“We’re out, but we are leaving soldiers to secure the oil,” Trump told reporters while announcing the death of Islamic State leader Abu Bakr al-Baghdadi following a U.S. military raid in Syria.
“What I intend to do, perhaps, is make a deal with an ExxonMobil or one of our great companies to go in there and do it properly…and spread the wealth,” he added, noting that much of the oil is in the ground and the equipment to extract it is lacking.
“The oil is so valuable, for many reasons,” Trump said on Sunday. “It fueled ISIS, number one. Number two, it helps the Kurds – because it’s basically been taken away from the Kurds… And, number three, it can help us, because we should be able to take some also.”
The US “may have to fight for the oil,” he said. “It’s okay.” The president said anyone trying to take the oil will have a “helluva fight” on their hands.
"I want our soldiers home, or at least fighting [for] something that's meaningful" — Trump suggests the Kurds aren't "meaningful" enough to defend militarily, in contrast with Syrian oil pic.twitter.com/ZTv2MLJhxK
— Aaron Rupar (@atrupar) October 27, 2019
Trump has committed to deploying U.S. troops to protect Syria’s oil reserves even as he has repeatedly claimed that he is withdrawing troops from Syria’s northern regions.
U.S. Defense Secretary Mark Esper explained on Friday that the Pentagon will be dispatching armored vehicles and combat troops into Syria in order to protect oil fields from Islamic State militants.
When a reporter asked Senator Lindsey Graham by what “legal right in international law” the U.S. could take Syrian oil after Trump’s remarks, Graham responded: “This was the chief source of revenue for a long time for ISIS. It is now in the hands of Syrian Democratic Forces, which are Arabic Kurds, mostly Kurds, with the partnership with the United States. So, no this doesn’t violate any law. In my view, what it does is just good common sense foreign policy.”

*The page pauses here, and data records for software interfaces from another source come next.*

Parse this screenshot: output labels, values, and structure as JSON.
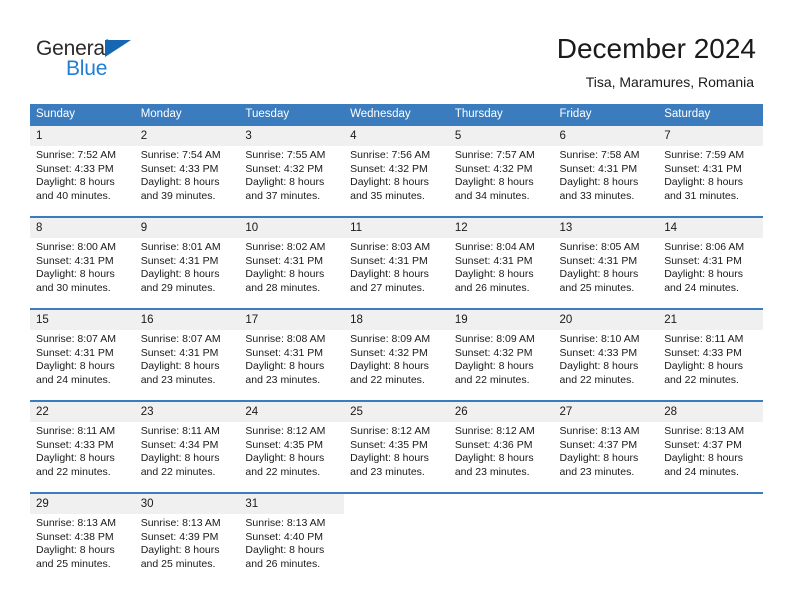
{
  "brand": {
    "name_dark": "General",
    "name_blue": "Blue",
    "triangle_color": "#1567b2",
    "blue_color": "#1f7fd4"
  },
  "header": {
    "title": "December 2024",
    "subtitle": "Tisa, Maramures, Romania"
  },
  "calendar": {
    "header_bg": "#3a7cbe",
    "daynum_bg": "#f0f0f0",
    "weekday_headers": [
      "Sunday",
      "Monday",
      "Tuesday",
      "Wednesday",
      "Thursday",
      "Friday",
      "Saturday"
    ],
    "weeks": [
      [
        {
          "day": "1",
          "sunrise": "Sunrise: 7:52 AM",
          "sunset": "Sunset: 4:33 PM",
          "daylight_line1": "Daylight: 8 hours",
          "daylight_line2": "and 40 minutes."
        },
        {
          "day": "2",
          "sunrise": "Sunrise: 7:54 AM",
          "sunset": "Sunset: 4:33 PM",
          "daylight_line1": "Daylight: 8 hours",
          "daylight_line2": "and 39 minutes."
        },
        {
          "day": "3",
          "sunrise": "Sunrise: 7:55 AM",
          "sunset": "Sunset: 4:32 PM",
          "daylight_line1": "Daylight: 8 hours",
          "daylight_line2": "and 37 minutes."
        },
        {
          "day": "4",
          "sunrise": "Sunrise: 7:56 AM",
          "sunset": "Sunset: 4:32 PM",
          "daylight_line1": "Daylight: 8 hours",
          "daylight_line2": "and 35 minutes."
        },
        {
          "day": "5",
          "sunrise": "Sunrise: 7:57 AM",
          "sunset": "Sunset: 4:32 PM",
          "daylight_line1": "Daylight: 8 hours",
          "daylight_line2": "and 34 minutes."
        },
        {
          "day": "6",
          "sunrise": "Sunrise: 7:58 AM",
          "sunset": "Sunset: 4:31 PM",
          "daylight_line1": "Daylight: 8 hours",
          "daylight_line2": "and 33 minutes."
        },
        {
          "day": "7",
          "sunrise": "Sunrise: 7:59 AM",
          "sunset": "Sunset: 4:31 PM",
          "daylight_line1": "Daylight: 8 hours",
          "daylight_line2": "and 31 minutes."
        }
      ],
      [
        {
          "day": "8",
          "sunrise": "Sunrise: 8:00 AM",
          "sunset": "Sunset: 4:31 PM",
          "daylight_line1": "Daylight: 8 hours",
          "daylight_line2": "and 30 minutes."
        },
        {
          "day": "9",
          "sunrise": "Sunrise: 8:01 AM",
          "sunset": "Sunset: 4:31 PM",
          "daylight_line1": "Daylight: 8 hours",
          "daylight_line2": "and 29 minutes."
        },
        {
          "day": "10",
          "sunrise": "Sunrise: 8:02 AM",
          "sunset": "Sunset: 4:31 PM",
          "daylight_line1": "Daylight: 8 hours",
          "daylight_line2": "and 28 minutes."
        },
        {
          "day": "11",
          "sunrise": "Sunrise: 8:03 AM",
          "sunset": "Sunset: 4:31 PM",
          "daylight_line1": "Daylight: 8 hours",
          "daylight_line2": "and 27 minutes."
        },
        {
          "day": "12",
          "sunrise": "Sunrise: 8:04 AM",
          "sunset": "Sunset: 4:31 PM",
          "daylight_line1": "Daylight: 8 hours",
          "daylight_line2": "and 26 minutes."
        },
        {
          "day": "13",
          "sunrise": "Sunrise: 8:05 AM",
          "sunset": "Sunset: 4:31 PM",
          "daylight_line1": "Daylight: 8 hours",
          "daylight_line2": "and 25 minutes."
        },
        {
          "day": "14",
          "sunrise": "Sunrise: 8:06 AM",
          "sunset": "Sunset: 4:31 PM",
          "daylight_line1": "Daylight: 8 hours",
          "daylight_line2": "and 24 minutes."
        }
      ],
      [
        {
          "day": "15",
          "sunrise": "Sunrise: 8:07 AM",
          "sunset": "Sunset: 4:31 PM",
          "daylight_line1": "Daylight: 8 hours",
          "daylight_line2": "and 24 minutes."
        },
        {
          "day": "16",
          "sunrise": "Sunrise: 8:07 AM",
          "sunset": "Sunset: 4:31 PM",
          "daylight_line1": "Daylight: 8 hours",
          "daylight_line2": "and 23 minutes."
        },
        {
          "day": "17",
          "sunrise": "Sunrise: 8:08 AM",
          "sunset": "Sunset: 4:31 PM",
          "daylight_line1": "Daylight: 8 hours",
          "daylight_line2": "and 23 minutes."
        },
        {
          "day": "18",
          "sunrise": "Sunrise: 8:09 AM",
          "sunset": "Sunset: 4:32 PM",
          "daylight_line1": "Daylight: 8 hours",
          "daylight_line2": "and 22 minutes."
        },
        {
          "day": "19",
          "sunrise": "Sunrise: 8:09 AM",
          "sunset": "Sunset: 4:32 PM",
          "daylight_line1": "Daylight: 8 hours",
          "daylight_line2": "and 22 minutes."
        },
        {
          "day": "20",
          "sunrise": "Sunrise: 8:10 AM",
          "sunset": "Sunset: 4:33 PM",
          "daylight_line1": "Daylight: 8 hours",
          "daylight_line2": "and 22 minutes."
        },
        {
          "day": "21",
          "sunrise": "Sunrise: 8:11 AM",
          "sunset": "Sunset: 4:33 PM",
          "daylight_line1": "Daylight: 8 hours",
          "daylight_line2": "and 22 minutes."
        }
      ],
      [
        {
          "day": "22",
          "sunrise": "Sunrise: 8:11 AM",
          "sunset": "Sunset: 4:33 PM",
          "daylight_line1": "Daylight: 8 hours",
          "daylight_line2": "and 22 minutes."
        },
        {
          "day": "23",
          "sunrise": "Sunrise: 8:11 AM",
          "sunset": "Sunset: 4:34 PM",
          "daylight_line1": "Daylight: 8 hours",
          "daylight_line2": "and 22 minutes."
        },
        {
          "day": "24",
          "sunrise": "Sunrise: 8:12 AM",
          "sunset": "Sunset: 4:35 PM",
          "daylight_line1": "Daylight: 8 hours",
          "daylight_line2": "and 22 minutes."
        },
        {
          "day": "25",
          "sunrise": "Sunrise: 8:12 AM",
          "sunset": "Sunset: 4:35 PM",
          "daylight_line1": "Daylight: 8 hours",
          "daylight_line2": "and 23 minutes."
        },
        {
          "day": "26",
          "sunrise": "Sunrise: 8:12 AM",
          "sunset": "Sunset: 4:36 PM",
          "daylight_line1": "Daylight: 8 hours",
          "daylight_line2": "and 23 minutes."
        },
        {
          "day": "27",
          "sunrise": "Sunrise: 8:13 AM",
          "sunset": "Sunset: 4:37 PM",
          "daylight_line1": "Daylight: 8 hours",
          "daylight_line2": "and 23 minutes."
        },
        {
          "day": "28",
          "sunrise": "Sunrise: 8:13 AM",
          "sunset": "Sunset: 4:37 PM",
          "daylight_line1": "Daylight: 8 hours",
          "daylight_line2": "and 24 minutes."
        }
      ],
      [
        {
          "day": "29",
          "sunrise": "Sunrise: 8:13 AM",
          "sunset": "Sunset: 4:38 PM",
          "daylight_line1": "Daylight: 8 hours",
          "daylight_line2": "and 25 minutes."
        },
        {
          "day": "30",
          "sunrise": "Sunrise: 8:13 AM",
          "sunset": "Sunset: 4:39 PM",
          "daylight_line1": "Daylight: 8 hours",
          "daylight_line2": "and 25 minutes."
        },
        {
          "day": "31",
          "sunrise": "Sunrise: 8:13 AM",
          "sunset": "Sunset: 4:40 PM",
          "daylight_line1": "Daylight: 8 hours",
          "daylight_line2": "and 26 minutes."
        },
        {
          "day": "",
          "sunrise": "",
          "sunset": "",
          "daylight_line1": "",
          "daylight_line2": ""
        },
        {
          "day": "",
          "sunrise": "",
          "sunset": "",
          "daylight_line1": "",
          "daylight_line2": ""
        },
        {
          "day": "",
          "sunrise": "",
          "sunset": "",
          "daylight_line1": "",
          "daylight_line2": ""
        },
        {
          "day": "",
          "sunrise": "",
          "sunset": "",
          "daylight_line1": "",
          "daylight_line2": ""
        }
      ]
    ]
  }
}
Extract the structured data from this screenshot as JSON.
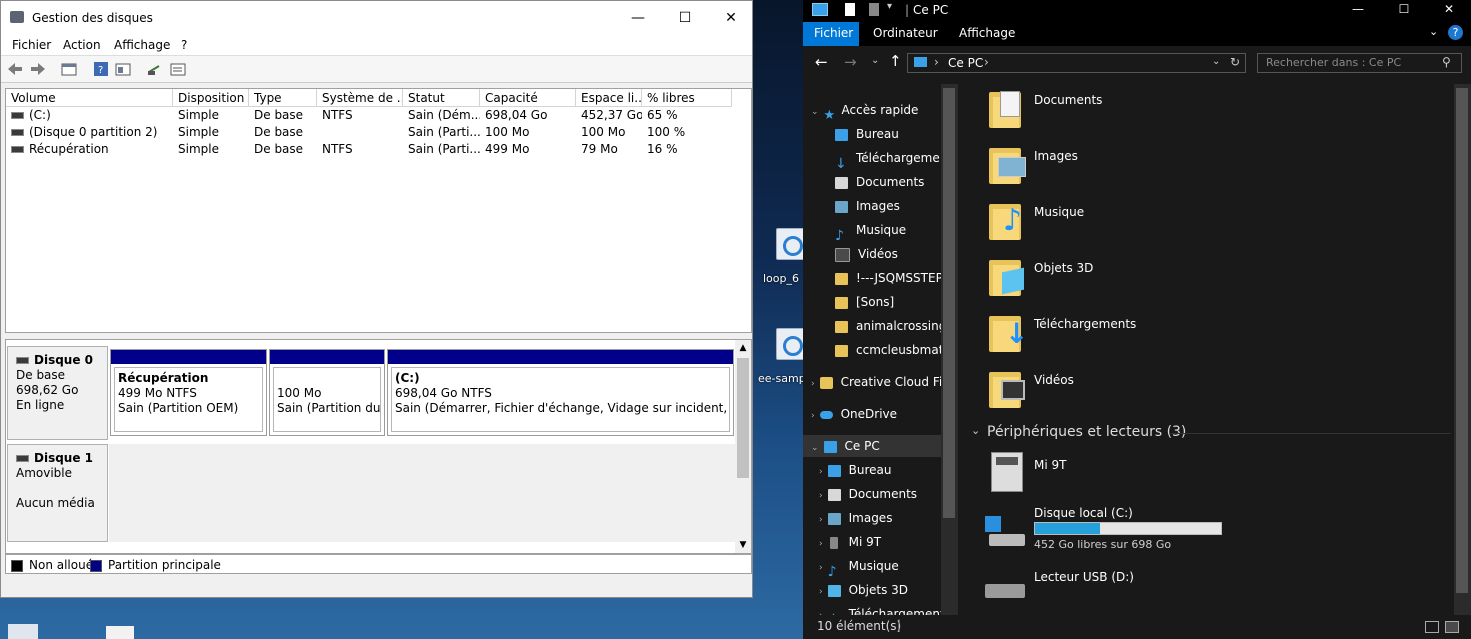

“This is a win-win,” he continued. “The SDF will get more money if we can modernize the oil fields.”